Health Minister Khairy Jamaluddin acknowledged that the United Kingdom, Japan, and New Zealand treat vape products as a harm reduction approach to tobacco smoking, but noted that scientific data shows that e-cigarettes or vape affect one’s health.
He cited the Systematic Review (2021) report published by the World Health Organization that highlighted the health effects of using e-cigarettes.
Khairy also referred to the Pulmonary Illness Related to E-Cigarette Use in Illinois and Wisconsin (2020) report that identified a new disease in the United States related to e-cigarettes called the E-Cigarette and Vaping Product Use Associated Lung Injury (EVALI).
In a bid to strengthen EVALI surveillance and to identify the burden of disease related to e-cigarettes or vape in Malaysia, the MOH has made EVALI a notifiable disease.
“Therefore, deciding on a policy to acknowledge electronic cigarettes as harm reduction must be made carefully based on strong scientific evidence to protect the safety and health of Malaysians,” Khairy told Bandar Kuching MP Dr Kelvin Yii in a written Dewan Rakyat reply last July 19.
Health agencies in both the UK and New Zealand treat e-cigarettes as a tool to help smokers quit; New Zealand excludes vape from its proposed generational tobacco ban that will start with the 2008 generation.
These health authorities state that vaping is much less harmful than smoking as e-cigarettes do not produce tar or carbon monoxide, two of the most harmful elements in tobacco smoke.
Galen Centre for Health and Social Policy chief executive Azrul Mohd Khalib wrote recently that increasing numbers of young women and teenagers in Malaysia are vaping, as he called for vape to be regulated as strictly as tobacco and taxed appropriately.

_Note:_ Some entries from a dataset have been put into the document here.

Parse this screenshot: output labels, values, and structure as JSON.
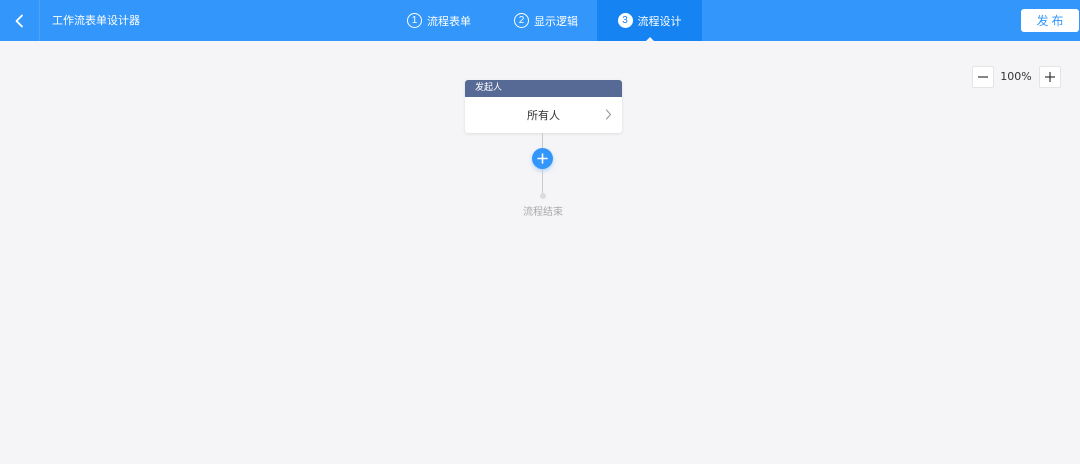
{
  "header": {
    "title": "工作流表单设计器",
    "steps": [
      {
        "num": "1",
        "label": "流程表单"
      },
      {
        "num": "2",
        "label": "显示逻辑"
      },
      {
        "num": "3",
        "label": "流程设计"
      }
    ],
    "active_step": 3,
    "publish_label": "发布",
    "colors": {
      "bar": "#3296fa",
      "active": "#1583f2"
    },
    "icons": {
      "back": "chevron-left-icon"
    }
  },
  "zoom": {
    "level": "100%",
    "icons": {
      "out": "minus-icon",
      "in": "plus-icon"
    }
  },
  "flow": {
    "start_node": {
      "header": "发起人",
      "value": "所有人",
      "header_color": "#576a95"
    },
    "end_label": "流程结束",
    "add_icon": "plus-icon"
  }
}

While further research is being conducted into the viability of e-cigarettes as a harm reduction tool, the MOH made strengthening its MyQuit programme, as outlined in the National Strategic Plan for the Control of Tobacco and Smoking Products 2021-2030 (Generational Endgame), a priority.
However, doing so will incur additional costs that are inclusive of the cost of treatment and promotional activities for quit-smoking services.
Khairy stated that the ministry already spent RM2.8 million in the year 2019, RM2.5 million in the year 2020, and RM2.28 million in the year 2021 in covering the cost of smoking cessation medications.
He said MOH has put in an application under the Anti-Smoking Generational End Game 18 Plan (GEGAR-18) for a further RM20 million for the year 2023.
This amount is inclusive of the amount allocated for promotional activities and the cost of smoking cessation treatment.
Khairy plans to table a Tobacco and Smoking Control Bill in the current Parliament meeting that proposes to ban the sale of cigarettes, tobacco and vape to anyone born from January 1, 2005. This means that those turning 18 next year or younger will not be allowed to purchase such products ever in their lifetime.